What Not to Test
I've now seen multiple claims amounting to something like, "I built this Rails application with just testing." I think it's great that people can do that. They are obviously smarter than me. I need a browser to build a Web application.
I do test my Rails projects, of course. I'm a huge fan of testing and I'm always telling people how much it could help with their work. However, I believe there's a time to test and a time not to, if you can imagine that. Yes, you heard me right, there are things I don't test and I'm sure this next revelation will shock you even more:
I don't test Rails views.
Now before everyone fires up their mail client and pours on the hate mail, let's make sure we are very clear about what I just said. I do write thorough unit tests for all of my model classes, of course. I also test the controllers as much as possible. I make sure the data I expect ends up in the right instance variables with the magic
assigns(). I also use the
Hash to validate what I am remembering about the user. If a controller action is a complex logic branch that can end up in several different places, I will also make sure I add some assertions to verify that the right template handled the response.
All I said is that I don't test the view layer. I'm talking about the final HTML pages here. Those are what I don't validate.
Now that we are clear about what I don't test, let's cover why I don't. I assure you this isn't some random choice or even an attempt to avoid work. I have found that not testing the views works out better for me and I want to share my reasons with you.
- As I've already hinted at, I'm constantly viewing my Rails work in a Web browser. If there's a problem, I'm going to see it pretty quickly. In fact, I have a much better chance of seeing some browser oddities than I do of successfully coding a test to catch them, I think.
- If you are doing Rails correctly, the only programming logic in your templates is flow control, right? (Helpers are a legitimate exception here, but you can test them normally.) That makes your templates little more than data files in my eyes and I don't validate the contents of data files.
- HTML pages change rapidly. Practically each time I look at a page, I will tweak something. If that breaks a test, I just have to change two things instead of one. To me, that's the whole point of data files, I can change them without worrying about the code that relies on them.

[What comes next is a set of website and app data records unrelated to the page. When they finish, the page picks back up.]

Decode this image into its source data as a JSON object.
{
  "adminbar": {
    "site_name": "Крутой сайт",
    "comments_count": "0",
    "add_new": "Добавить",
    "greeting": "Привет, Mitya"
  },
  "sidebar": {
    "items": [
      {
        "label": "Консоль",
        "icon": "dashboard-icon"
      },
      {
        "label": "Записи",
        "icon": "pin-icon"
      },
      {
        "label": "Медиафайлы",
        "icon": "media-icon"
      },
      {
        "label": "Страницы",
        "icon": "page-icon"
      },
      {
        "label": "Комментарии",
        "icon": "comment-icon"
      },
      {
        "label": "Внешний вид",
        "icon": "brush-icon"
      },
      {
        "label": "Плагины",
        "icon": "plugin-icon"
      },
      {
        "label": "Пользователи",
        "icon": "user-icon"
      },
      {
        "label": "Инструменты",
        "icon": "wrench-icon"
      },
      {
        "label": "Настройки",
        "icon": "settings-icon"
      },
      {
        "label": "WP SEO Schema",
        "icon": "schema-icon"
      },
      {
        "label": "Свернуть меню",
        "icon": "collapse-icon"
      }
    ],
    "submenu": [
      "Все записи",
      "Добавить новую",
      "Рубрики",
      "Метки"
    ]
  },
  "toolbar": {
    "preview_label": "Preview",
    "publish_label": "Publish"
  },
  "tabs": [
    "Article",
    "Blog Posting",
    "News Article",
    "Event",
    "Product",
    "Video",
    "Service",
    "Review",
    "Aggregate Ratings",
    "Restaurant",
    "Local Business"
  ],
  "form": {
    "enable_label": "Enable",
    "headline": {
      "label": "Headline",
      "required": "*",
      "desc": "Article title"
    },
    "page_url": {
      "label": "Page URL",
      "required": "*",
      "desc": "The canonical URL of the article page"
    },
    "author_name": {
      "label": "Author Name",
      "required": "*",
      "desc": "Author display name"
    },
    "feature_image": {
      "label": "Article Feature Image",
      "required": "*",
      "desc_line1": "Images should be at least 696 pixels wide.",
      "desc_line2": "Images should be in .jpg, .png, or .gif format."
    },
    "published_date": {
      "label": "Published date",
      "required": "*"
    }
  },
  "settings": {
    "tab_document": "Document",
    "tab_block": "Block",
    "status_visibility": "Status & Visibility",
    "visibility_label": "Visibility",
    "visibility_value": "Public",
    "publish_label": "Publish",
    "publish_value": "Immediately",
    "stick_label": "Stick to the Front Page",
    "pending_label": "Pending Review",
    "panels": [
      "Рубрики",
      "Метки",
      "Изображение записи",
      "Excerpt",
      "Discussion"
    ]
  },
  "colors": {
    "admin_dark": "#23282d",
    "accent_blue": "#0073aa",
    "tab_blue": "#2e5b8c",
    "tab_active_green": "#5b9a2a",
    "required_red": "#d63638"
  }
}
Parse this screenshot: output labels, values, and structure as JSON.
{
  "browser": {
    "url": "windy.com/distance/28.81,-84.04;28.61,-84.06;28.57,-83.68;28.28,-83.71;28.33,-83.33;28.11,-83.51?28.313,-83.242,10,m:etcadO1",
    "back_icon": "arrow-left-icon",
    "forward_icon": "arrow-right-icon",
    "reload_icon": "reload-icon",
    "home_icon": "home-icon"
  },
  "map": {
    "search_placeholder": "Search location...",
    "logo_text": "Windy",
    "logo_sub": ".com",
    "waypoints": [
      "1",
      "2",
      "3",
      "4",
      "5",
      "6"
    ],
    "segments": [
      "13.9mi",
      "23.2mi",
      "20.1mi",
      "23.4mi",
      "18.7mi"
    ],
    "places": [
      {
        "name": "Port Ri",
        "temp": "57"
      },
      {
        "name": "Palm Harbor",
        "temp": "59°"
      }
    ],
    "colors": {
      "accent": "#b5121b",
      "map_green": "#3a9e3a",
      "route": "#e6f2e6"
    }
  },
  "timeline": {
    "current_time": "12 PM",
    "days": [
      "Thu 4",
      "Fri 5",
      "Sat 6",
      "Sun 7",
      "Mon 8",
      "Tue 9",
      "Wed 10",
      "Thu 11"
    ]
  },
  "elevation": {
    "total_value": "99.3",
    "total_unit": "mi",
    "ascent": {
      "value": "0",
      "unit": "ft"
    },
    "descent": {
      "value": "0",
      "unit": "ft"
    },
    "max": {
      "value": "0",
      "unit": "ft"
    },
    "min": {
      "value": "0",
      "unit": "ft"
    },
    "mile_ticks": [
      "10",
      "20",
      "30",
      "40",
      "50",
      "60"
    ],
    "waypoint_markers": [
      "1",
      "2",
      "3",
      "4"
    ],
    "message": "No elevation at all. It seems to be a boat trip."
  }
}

- The main tool for testing views,
assert_tag(), is a clever but flawed helper. Have you seen what it spits out when the test starts failing? "I couldn't find tag xyz in this-giant-mess-of-unformatted-HTML." To me, that's like saying, "I couldn't find this needle in this haystack. You try." Even a great tool like
unit_diffcan't fix that.
All of that adds up to the fact that I am already visually checking what view tests would be checking. I feel I am more thorough and accurate than the tests I know how to write for this process. It's also a low risk area, since I'm not hiding any important functionality in the templates. Given all of the above, I feel I lose nothing and gain speed by not writing those tests.
This is just my system, of course. Obviously, others are doing things differently. I just wanted to share what is working for me.
Gregory Brown January 17th, 2006 Reply Link
I think the biggest issue here is that in most cases, unit testing will save you time and increase the reliability of your code.
In the case of views, if they're done right they won't have much important logic in them, as you mentioned. So the likelyhood is very high that it'll take me less time to refresh my browser and visually inspect the changes than it would to code a complete test ensuring my underlying output is EXACTLY what I wanted.
Of course, there are people who are incredibly fast at writing HTML and can visualize it through code. It doesn't hurt to have tests if they're increasing productivity and reliablity.
However, for the rest of us, a little pragmatism about testing doesn't hurt ;)
Nice article, James.
Pat Maddox January 30th, 2006 Reply Link
I've never tested a view in my life. I just don't care enough, to be honest. HTML code is something that for structure can be validated, and for logic be observed.
I want to know when my code actually breaks. The logic is what's important to me, and I in general could care less about the presentation. If some bit of info isn't showing up in a view, I'll find out in about two seconds when I or someone else checks it out. As long as the info is accessible, I'm happy. Maybe this comes from being 100% hacker and 0% designer.
Also, I've often laughed when I see people talking about testing the view. I always think it's completely absurd, and I'd rather be coding real tests and real logic.
With one Rails application under my belt now, I have to agree. Of course, the trick is to resist the temptation of sticking code in the view that belongs in the controller. :)
James Edward Gray II February 6th, 2006 Reply Link
That's a very good point. Code in Rails views should be for flow control only. Anything else belongs in controllers or helpers. You do have to keep an eye on that and force yourself to refactor it back out when you find it.
James O'Kelly December 5th, 2007 Reply Link
I agree completely. We spend so much time doing regression testing through the front facing part of our application at every step, putting tests for views just adds extra un-needed complexity.
I LOVE your TextMate book! Are you planning on doing some TM related posts?
James Edward Gray II December 5th, 2007 Reply Link
I do need to do some TextMate related posts. I'll think on that and see what I come up with.
I'm glad you liked the book. Thanks for the support!